Monday, August 30, 2010

How Much Fact Do We Need in Our Fiction?

I drove to Upstate New York this past weekend and over the 7-hour drive I had ample time to listen to the radio. One of the recurrent discussions was the new Taylor Swift song and, in fact, I heard a brief interview with her about the inspiration for the piece.

She mentioned that while so many romances don't work and a lot of people may not have the exact models of a healthy relationship that they would like, many people--like her--are hopeless romantics and daydream about the rare exception.

It seemed, however, over the course of my drive that for every song about a cheating partner, there were several more about a fabulous love story--the hopeless romantics won out. Even in The Luxe, which I'll review tomorrow, despite all the scheming and betrayal, pressures and politics, true love seems to find a detour through all of that.

So as I drove out of the congestion of Washington, D.C., through the long, winding hills of rural Pennsylvania, and finally crossed over into the Empire State I got to wondering, in literature, what's the right balance between reality and "fantasy"? Do we want all make-believe for a beach read but something with more "meat on the bones" for every day? Does the idealistic relationship work better in first person because it's more voyeuristic? Does the "idealistic" relationship look different from a male protagonist point of view versus a female point of view and if so, how? And how much reality does there need to be for it to be believable and how much true fiction for it to be fun?

I don't have the answers but maybe you do...or at least some thoughts on the topic?

1 comment:

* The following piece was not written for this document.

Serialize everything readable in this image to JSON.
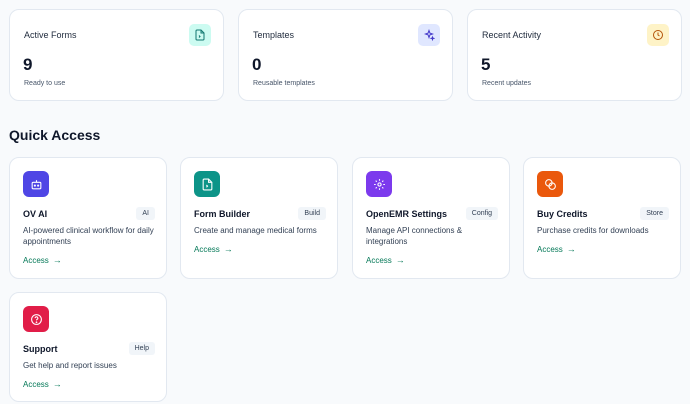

  1. I have definetly had some of these similiar thoughts to. Certainly movies and books where everything somehow ends up ok, usually meaning that the protagonist has found a loving relationship, are not a realistic representation of real life where most of the time complications and drama don't allow things to work out they way we want them to and our flaws end up dominating our decisions instead of our dreams. But for me I love the escape and althought I know that relationships are not always that perfect and much harder than that and don't always work out, I still love reading them. But although I love reading them, are they really healthy for me? Should I instead be reading something to help with self improvement or doing something that is a real social interaction helping me to develop real relationships instead of spending so much time reading about them?